(Data records for software interfaces)
# # #

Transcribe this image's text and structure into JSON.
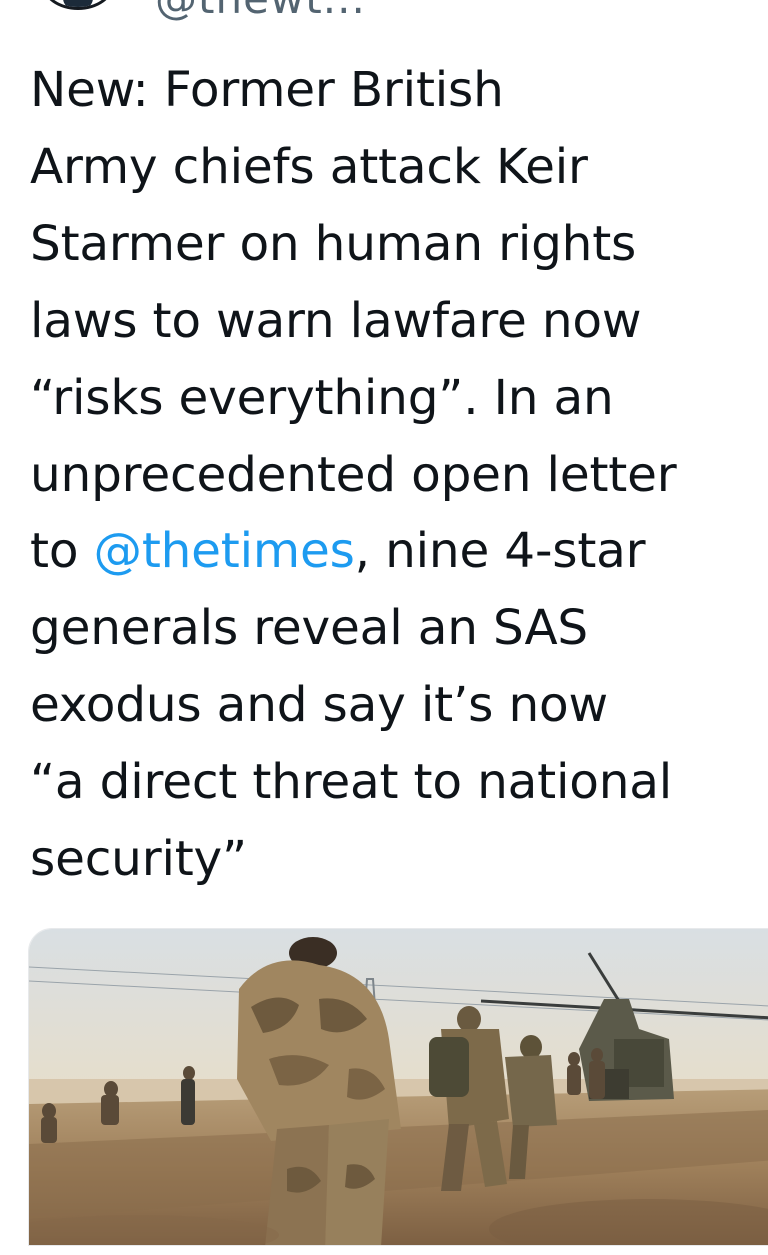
{
  "tweet": {
    "author_handle": "@thewt...",
    "avatar": "avatar-image",
    "text_lines": [
      "New: Former British",
      "Army chiefs attack Keir",
      "Starmer on human rights",
      "laws to warn lawfare now",
      "“risks everything”. In an",
      "unprecedented open letter"
    ],
    "line7_before": "to ",
    "mention": "@thetimes",
    "line7_after": ", nine 4-star",
    "text_lines_end": [
      "generals reveal an SAS",
      "exodus and say it’s now",
      "“a direct threat to national",
      "security”"
    ],
    "colors": {
      "text": "#0f1419",
      "mention": "#1d9bf0",
      "handle": "#536471"
    }
  },
  "media": {
    "kind": "photo",
    "subject": "soldiers-running-to-helicopter"
  }
}
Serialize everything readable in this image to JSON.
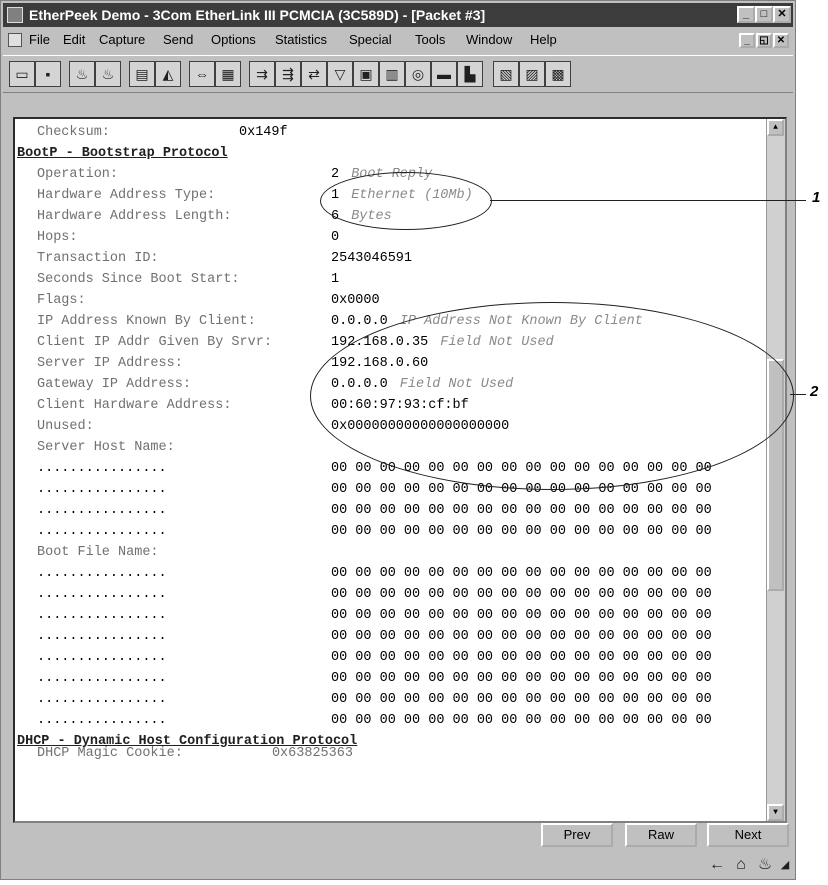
{
  "window": {
    "title": "EtherPeek Demo - 3Com EtherLink III PCMCIA (3C589D) - [Packet #3]"
  },
  "menu": [
    "File",
    "Edit",
    "Capture",
    "Send",
    "Options",
    "Statistics",
    "Special",
    "Tools",
    "Window",
    "Help"
  ],
  "toolbar_icons": [
    "open-icon",
    "save-icon",
    "capture-start-icon",
    "capture-stop-icon",
    "view-icon",
    "filter-icon",
    "trigger-icon",
    "packet-list-icon",
    "send-icon",
    "send-multi-icon",
    "send-edit-icon",
    "filter-funnel-icon",
    "node-stats-icon",
    "protocol-stats-icon",
    "dashboard-icon",
    "history-icon",
    "graph-icon",
    "print-icon",
    "export-icon",
    "properties-icon"
  ],
  "decode": {
    "checksum": {
      "label": "Checksum:",
      "value": "0x149f"
    },
    "bootp_header": "BootP - Bootstrap Protocol",
    "fields": [
      {
        "label": "Operation:",
        "value": "2",
        "note": "Boot Reply"
      },
      {
        "label": "Hardware Address Type:",
        "value": "1",
        "note": "Ethernet (10Mb)"
      },
      {
        "label": "Hardware Address Length:",
        "value": "6",
        "note": "Bytes"
      },
      {
        "label": "Hops:",
        "value": "0",
        "note": ""
      },
      {
        "label": "Transaction ID:",
        "value": "2543046591",
        "note": ""
      },
      {
        "label": "Seconds Since Boot Start:",
        "value": "1",
        "note": ""
      },
      {
        "label": "Flags:",
        "value": "0x0000",
        "note": ""
      },
      {
        "label": "IP Address Known By Client:",
        "value": "0.0.0.0",
        "note": "IP Address Not Known By Client"
      },
      {
        "label": "Client IP Addr Given By Srvr:",
        "value": "192.168.0.35",
        "note": "Field Not Used"
      },
      {
        "label": "Server IP Address:",
        "value": "192.168.0.60",
        "note": ""
      },
      {
        "label": "Gateway IP Address:",
        "value": "0.0.0.0",
        "note": "Field Not Used"
      },
      {
        "label": "Client Hardware Address:",
        "value": "00:60:97:93:cf:bf",
        "note": ""
      },
      {
        "label": "Unused:",
        "value": "0x00000000000000000000",
        "note": ""
      },
      {
        "label": "Server Host Name:",
        "value": "",
        "note": ""
      }
    ],
    "dots": "................",
    "hex_row": "00 00 00 00 00 00 00 00 00 00 00 00 00 00 00 00",
    "server_host_rows": 4,
    "boot_file_label": "Boot File Name:",
    "boot_file_rows": 8,
    "dhcp_header": "DHCP - Dynamic Host Configuration Protocol",
    "partial_line": "DHCP Magic Cookie:           0x63825363"
  },
  "buttons": {
    "prev": "Prev",
    "raw": "Raw",
    "next": "Next"
  },
  "callouts": [
    "1",
    "2"
  ]
}
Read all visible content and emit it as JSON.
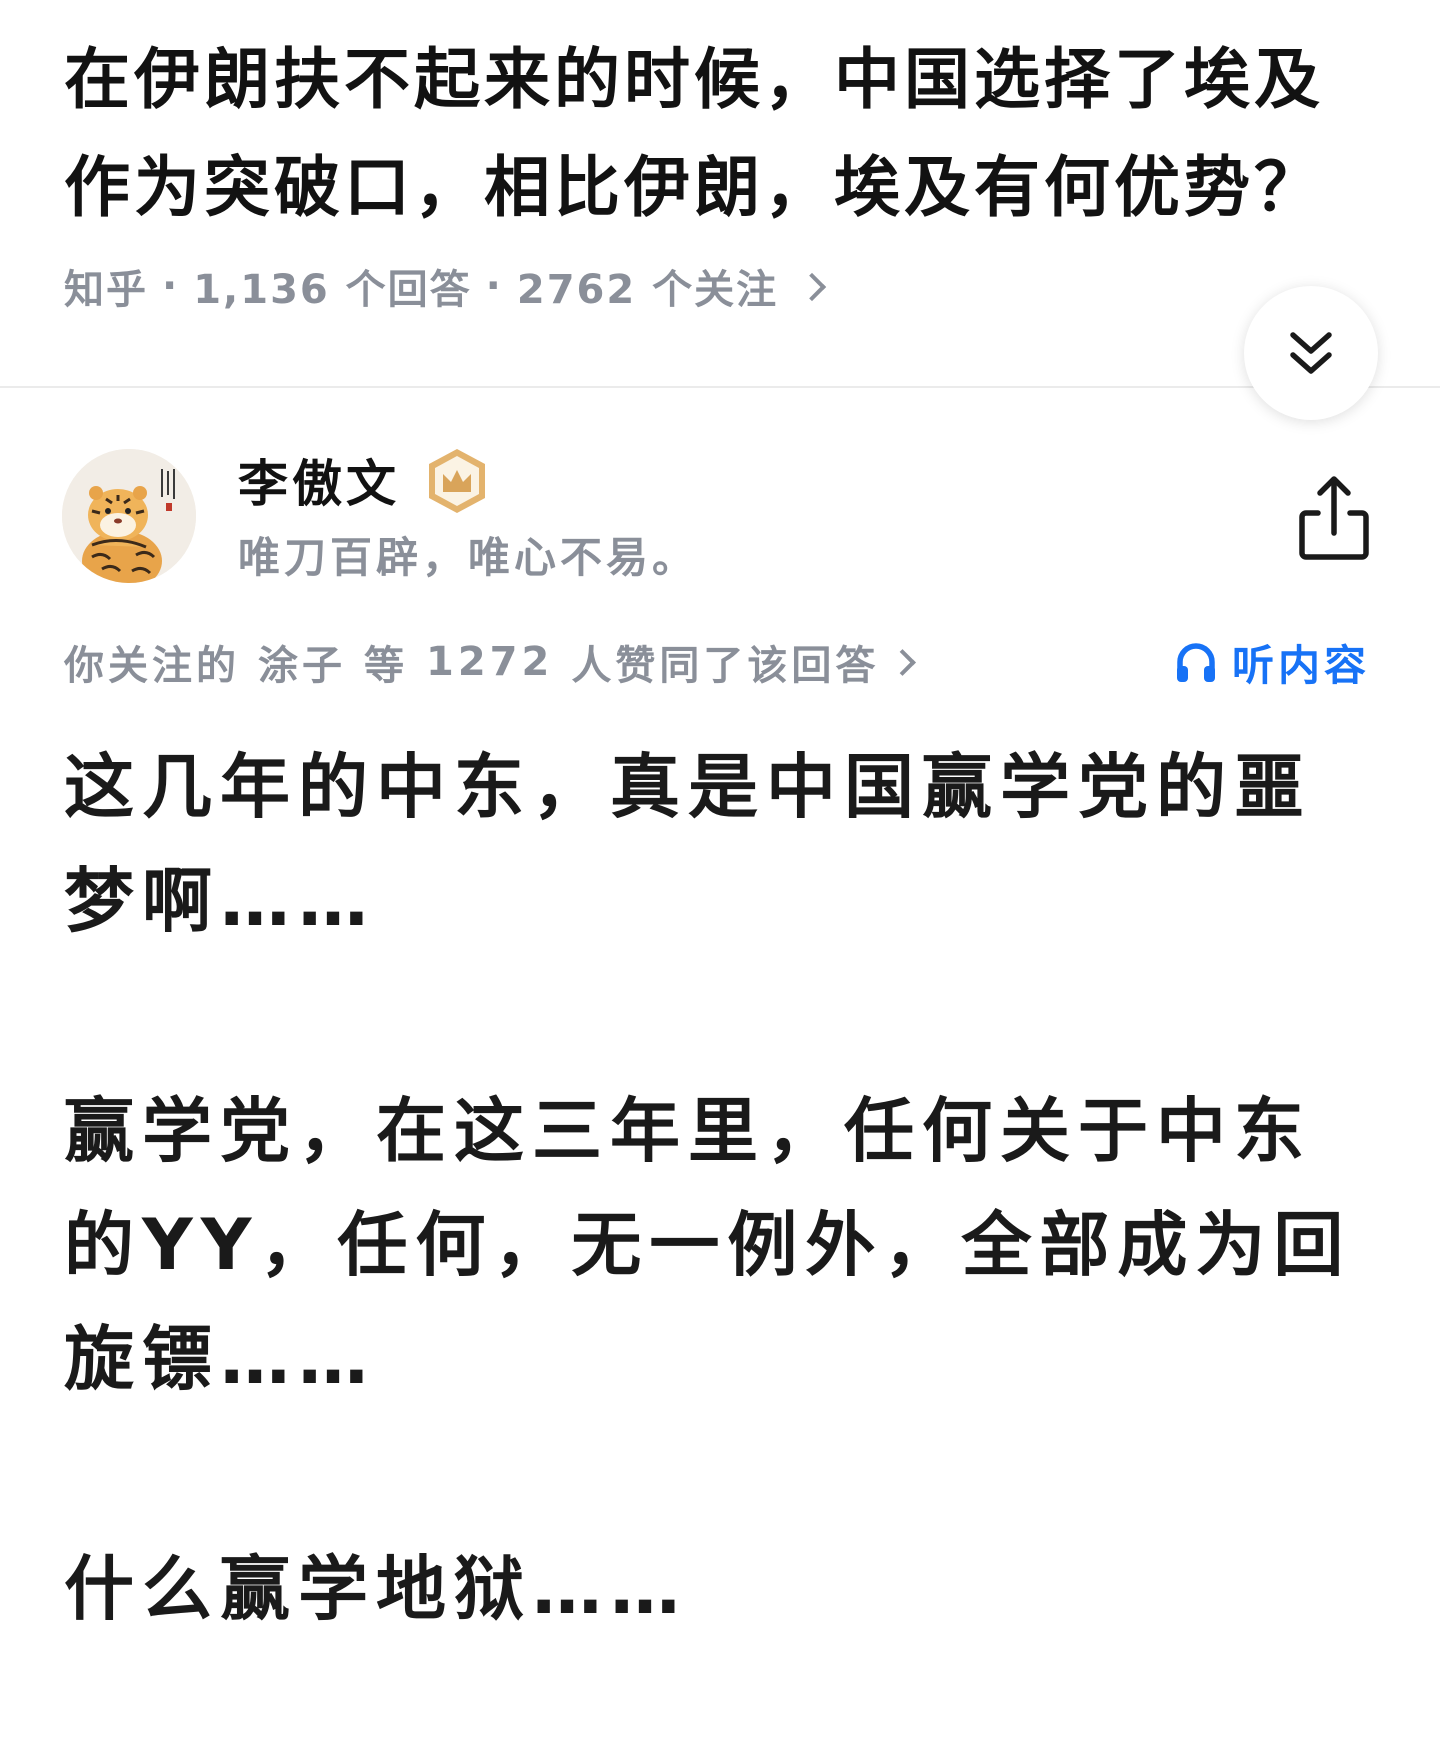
{
  "question": {
    "title": "在伊朗扶不起来的时候，中国选择了埃及作为突破口，相比伊朗，埃及有何优势？",
    "source": "知乎",
    "answers_count": "1,136 个回答",
    "followers_count": "2762 个关注"
  },
  "collapse": {
    "icon": "double-chevron-down-icon"
  },
  "author": {
    "name": "李傲文",
    "badge_icon": "crown-badge-icon",
    "bio": "唯刀百辟，唯心不易。"
  },
  "endorse": {
    "prefix": "你关注的",
    "friend": "涂子",
    "middle": "等",
    "count": "1272",
    "suffix": "人赞同了该回答"
  },
  "listen": {
    "label": "听内容",
    "icon": "headphones-icon"
  },
  "answer": {
    "paragraphs": [
      "这几年的中东，真是中国赢学党的噩梦啊……",
      "赢学党，在这三年里，任何关于中东的YY，任何，无一例外，全部成为回旋镖……",
      "什么赢学地狱……"
    ]
  },
  "colors": {
    "title": "#121212",
    "meta_gray": "#8a8f99",
    "accent_blue": "#1772f6",
    "badge_gold": "#d9a45a",
    "divider": "#ebebeb"
  }
}
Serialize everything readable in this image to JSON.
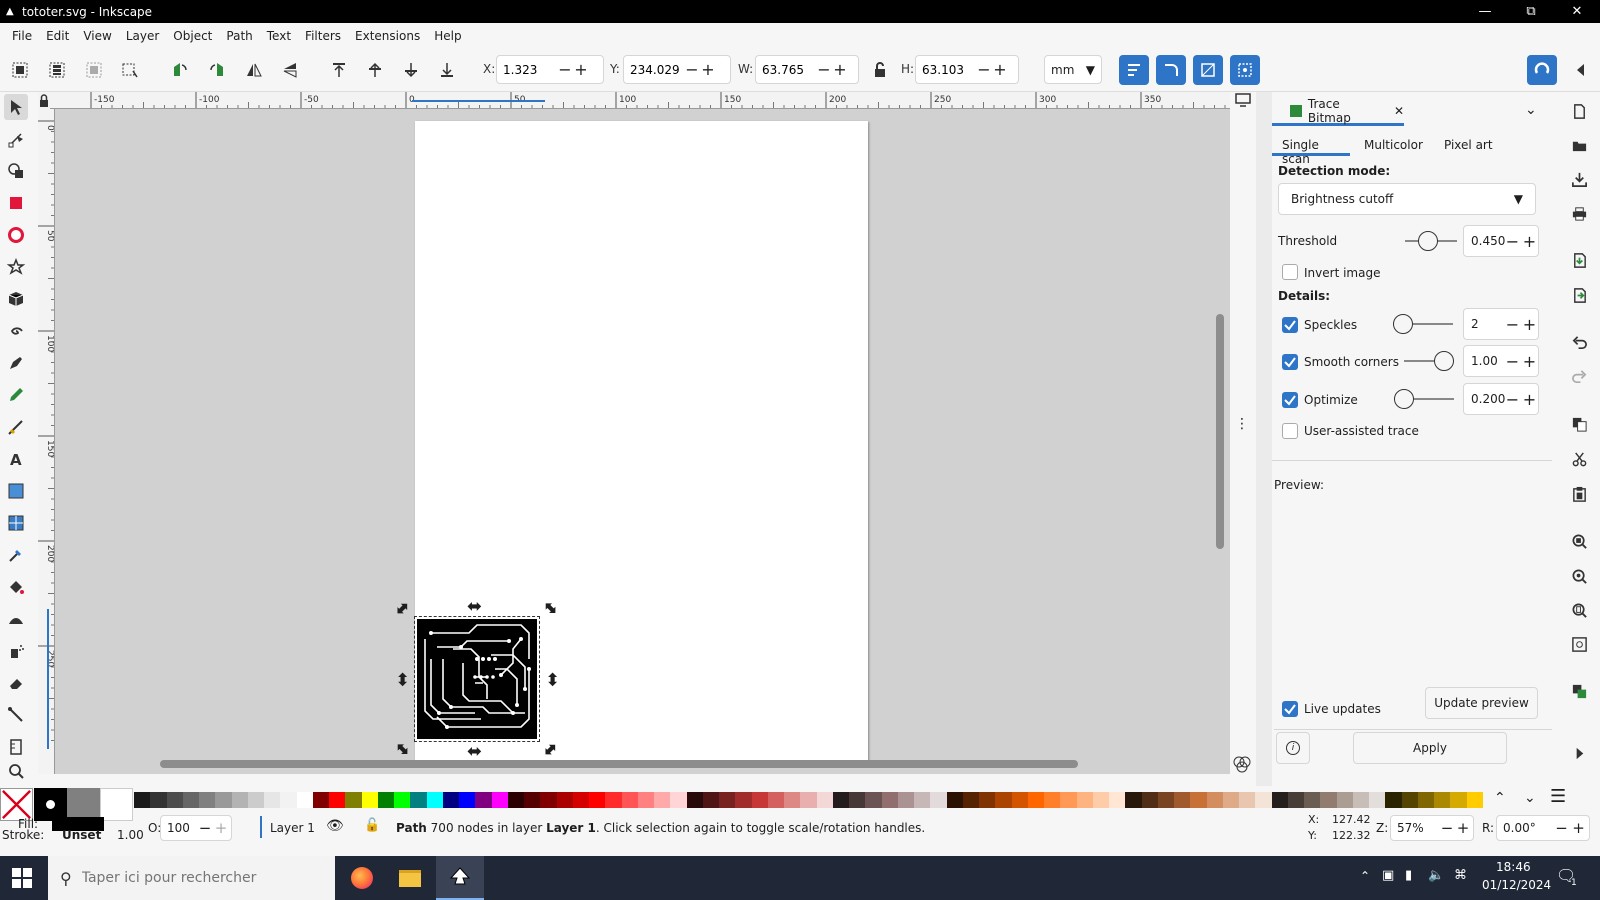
{
  "window": {
    "title": "tototer.svg - Inkscape"
  },
  "menu": [
    "File",
    "Edit",
    "View",
    "Layer",
    "Object",
    "Path",
    "Text",
    "Filters",
    "Extensions",
    "Help"
  ],
  "toolbar": {
    "x_label": "X:",
    "x_value": "1.323",
    "y_label": "Y:",
    "y_value": "234.029",
    "w_label": "W:",
    "w_value": "63.765",
    "h_label": "H:",
    "h_value": "63.103",
    "unit": "mm"
  },
  "rulers": {
    "h_ticks": [
      "-150",
      "-100",
      "-50",
      "0",
      "50",
      "100",
      "150",
      "200",
      "250",
      "300",
      "350"
    ],
    "v_ticks": [
      "0",
      "50",
      "100",
      "150",
      "200",
      "250"
    ]
  },
  "panel": {
    "title": "Trace Bitmap",
    "tabs": [
      "Single scan",
      "Multicolor",
      "Pixel art"
    ],
    "detection_mode_label": "Detection mode:",
    "detection_mode_value": "Brightness cutoff",
    "threshold_label": "Threshold",
    "threshold_value": "0.450",
    "threshold_level": 0.45,
    "invert_label": "Invert image",
    "details_label": "Details:",
    "speckles_label": "Speckles",
    "speckles_value": "2",
    "smooth_label": "Smooth corners",
    "smooth_value": "1.00",
    "optimize_label": "Optimize",
    "optimize_value": "0.200",
    "user_assisted_label": "User-assisted trace",
    "preview_label": "Preview:",
    "live_updates_label": "Live updates",
    "update_preview_label": "Update preview",
    "apply_label": "Apply"
  },
  "status": {
    "fill_label": "Fill:",
    "stroke_label": "Stroke:",
    "stroke_value": "Unset",
    "stroke_width": "1.00",
    "opacity_label": "O:",
    "opacity_value": "100",
    "layer": "Layer 1",
    "message_bold": "Path",
    "message_rest": " 700 nodes in layer ",
    "message_layer": "Layer 1",
    "message_end": ". Click selection again to toggle scale/rotation handles.",
    "cursor_x_label": "X:",
    "cursor_x": "127.42",
    "cursor_y_label": "Y:",
    "cursor_y": "122.32",
    "zoom_label": "Z:",
    "zoom": "57%",
    "rotate_label": "R:",
    "rotate": "0.00°"
  },
  "taskbar": {
    "search_placeholder": "Taper ici pour rechercher",
    "time": "18:46",
    "date": "01/12/2024",
    "notif_count": "1"
  },
  "colors": {
    "accent": "#2e75c7",
    "canvas_bg": "#d1d1d1",
    "taskbar": "#202838"
  }
}
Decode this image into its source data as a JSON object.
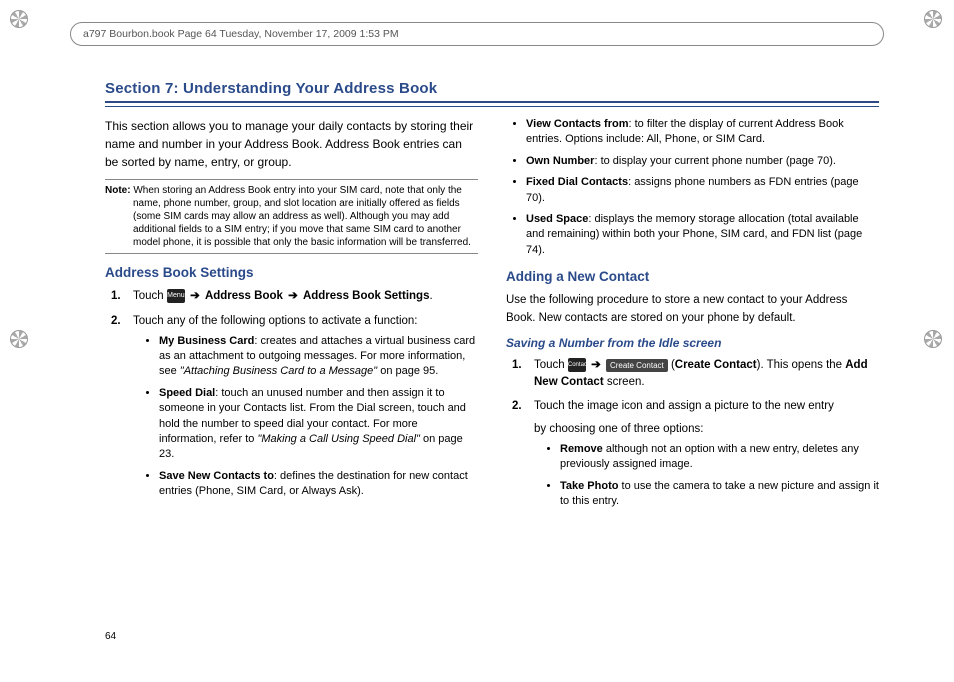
{
  "header": "a797 Bourbon.book  Page 64  Tuesday, November 17, 2009  1:53 PM",
  "section_title": "Section 7: Understanding Your Address Book",
  "intro": "This section allows you to manage your daily contacts by storing their name and number in your Address Book. Address Book entries can be sorted by name, entry, or group.",
  "note_label": "Note:",
  "note_text": "When storing an Address Book entry into your SIM card, note that only the name, phone number, group, and slot location are initially offered as fields (some SIM cards may allow an address as well). Although you may add additional fields to a SIM entry; if you move that same SIM card to another model phone, it is possible that only the basic information will be transferred.",
  "h3_settings": "Address Book Settings",
  "step1_touch": "Touch",
  "menu_key": "Menu",
  "arrow": "➔",
  "step1_ab": "Address Book",
  "step1_abs": "Address Book Settings",
  "step2": "Touch any of the following options to activate a function:",
  "bul_mbc_b": "My Business Card",
  "bul_mbc_t": ": creates and attaches a virtual business card as an attachment to outgoing messages. For more information, see ",
  "bul_mbc_i": "\"Attaching Business Card to a Message\"",
  "bul_mbc_p": " on page 95.",
  "bul_sd_b": "Speed Dial",
  "bul_sd_t": ": touch an unused number and then assign it to someone in your Contacts list. From the Dial screen, touch and hold the number to speed dial your contact. For more information, refer to ",
  "bul_sd_i": "\"Making a Call Using Speed Dial\"",
  "bul_sd_p": "  on page 23.",
  "bul_snc_b": "Save New Contacts to",
  "bul_snc_t": ": defines the destination for new contact entries (Phone, SIM Card, or Always Ask).",
  "bul_vcf_b": "View Contacts from",
  "bul_vcf_t": ": to filter the display of current Address Book entries. Options include: All, Phone, or SIM Card.",
  "bul_own_b": "Own Number",
  "bul_own_t": ": to display your current phone number (page 70).",
  "bul_fdc_b": "Fixed Dial Contacts",
  "bul_fdc_t": ": assigns phone numbers as FDN entries (page 70).",
  "bul_us_b": "Used Space",
  "bul_us_t": ": displays the memory storage allocation (total available and remaining) within both your Phone, SIM card, and FDN list (page 74).",
  "h3_add": "Adding a New Contact",
  "add_intro": "Use the following procedure to store a new contact to your Address Book. New contacts are stored on your phone by default.",
  "h4_idle": "Saving a Number from the Idle screen",
  "r_step1_touch": "Touch",
  "contacts_key": "Contacts",
  "create_chip": "Create Contact",
  "r_step1_paren": "Create Contact",
  "r_step1_rest1": ". This opens the ",
  "r_step1_addnew": "Add New Contact",
  "r_step1_rest2": " screen.",
  "r_step2a": "Touch the image icon and assign a picture to the new entry",
  "r_step2b": "by choosing one of three options:",
  "bul_rm_b": "Remove",
  "bul_rm_t": " although not an option with a new entry, deletes any previously assigned image.",
  "bul_tp_b": "Take Photo",
  "bul_tp_t": " to use the camera to take a new picture and assign it to this entry.",
  "page_number": "64"
}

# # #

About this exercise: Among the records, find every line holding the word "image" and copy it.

Response box:
Transcribe this image's text and structure into JSON.
    "avatar": "avatar-image",
Serialize everything readable in this image to JSON.
Serialize everything readable in this image to JSON.
    "invert_label": "Invert image",
Decode this image into its source data as a JSON object.
  "r_step2a": "Touch the image icon and assign a picture to the new entry",
  "bul_rm_t": " although not an option with a new entry, deletes any previously assigned image.",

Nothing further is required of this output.